bible_0_0What does this parable mean? What’s the point? There’s nothing wrong with having the faith of a five year old if you’re five years old. But if you’re fifty, something is off. In the book of Hebrews chapter five, the writer discusses Jesus’ role as the great high priest. He desired to write more fully on the topic but laments in verses 11-14,

About this we have much to say, and it is hard to explain, since you have become dull of hearing. For though by this time you ought to be teachers, you need someone to teach you again the basic principles of the oracles of God. You need milk, not solid food, for everyone who lives on milk is unskilled in the word of righteousness, since he is a child. But solid food is for the mature, for those who have their powers of discernment trained by constant practice to distinguish good from evil.

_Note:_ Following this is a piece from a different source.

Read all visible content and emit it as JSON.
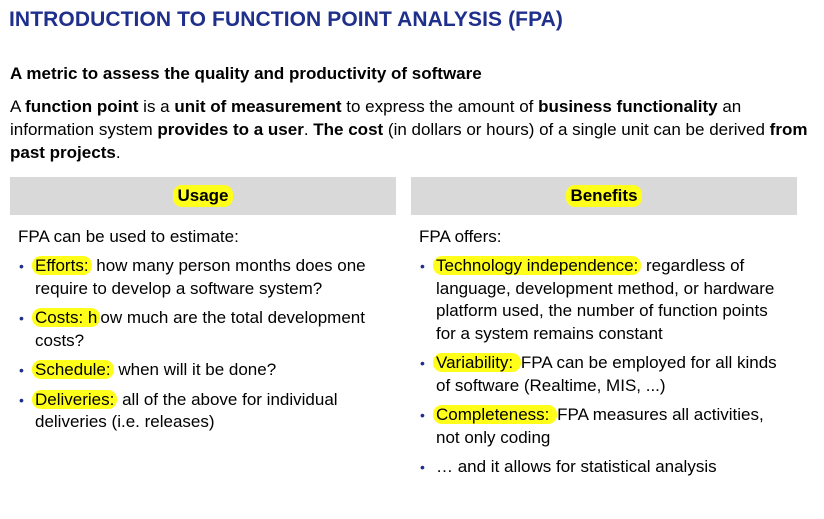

There is a sense in which we all have to begin our Christian lives drinking milk just as babies begin their lives on milk. Yet we are meant to grow up and mature like a child who becomes a young man and then a man. We grow up in our knowledge of God. We don’t remain babies or children forever. Paul said, “When I was a child, I spoke like a child, I thought like a child, I reasoned like a child. When I became a man, I gave up childish ways.”

erwferfBeliever, are you content with last year’s devotions? Are you fine with that truth you learned two weeks ago that sustained you for a while but doesn’t nearly excite you as it once did? Are you satisfied with a little when there’s more of Jesus to adore, revere, and love? There’s more of Jesus to see and know. Jesus Christ is adorable and affectionate, beautiful and bright, brilliant and bountiful, delightful and delicious, delectable and dazzling, elegant and exciting, fascinating and fruitful, glorious and grand, gracious and good, happy and holy, healthy and whole, joyful and jubilant, lovely and luscious, majestic and marvelous, opulent and overwhelming, radiant and resplendent, splendid and sublime, sweet and savoring, tender and tasteful, euphoric and unified! Why be content with a quick glance when you could gaze upon him longer in his Word?

There are deeper wells of joy and delight to be found in loving God. Why don’t you love him more? You simply don’t know him. Why do you not know him better? You’re simply satisfied with where you’re at. Faith moves us forward. John Piper noted,

When you have faith in Jesus, you’re satisfied in the glorious deity of Christ. You’re satisfied in the humble, sinless, virgin-birth humanity of Jesus. You’re satisfied by the universe-creating, miracle working power of Jesus. You’re satisfied in the covenant-keeping, law-fulfilling righteousness performing perfection providing obedience of Jesus. You’re satisfied by the wrath-bearing, justice satisfying, sin-atoning, death of Jesus. You’re satisfied by the death-defeating, devil-destroying, heaven opening, resurrection of Jesus. And you’re satisfied by the Sovereign, interceding, ever-present, never leaving us alone triumphant reign of Jesus at His Father’s right hand.

If you’re not satisfied in these realities, let me invite you to move forward in your affectionate pursuit of Jesus. Act. Move. Drink. Gaze. Read. Study. Behold. Enjoy. Glorify. Refuse memories of yesterday’s meal and enjoy the five-course serving of Jesus today.

Leave a Reply

Fill in your details below or click an icon to log in:

WordPress.com Logo

You are commenting using your WordPress.com account. Log Out / Change )

Twitter picture

You are commenting using your Twitter account. Log Out / Change )

Facebook photo

You are commenting using your Facebook account. Log Out / Change )

Google+ photo

You are commenting using your Google+ account. Log Out / Change )

Connecting to %s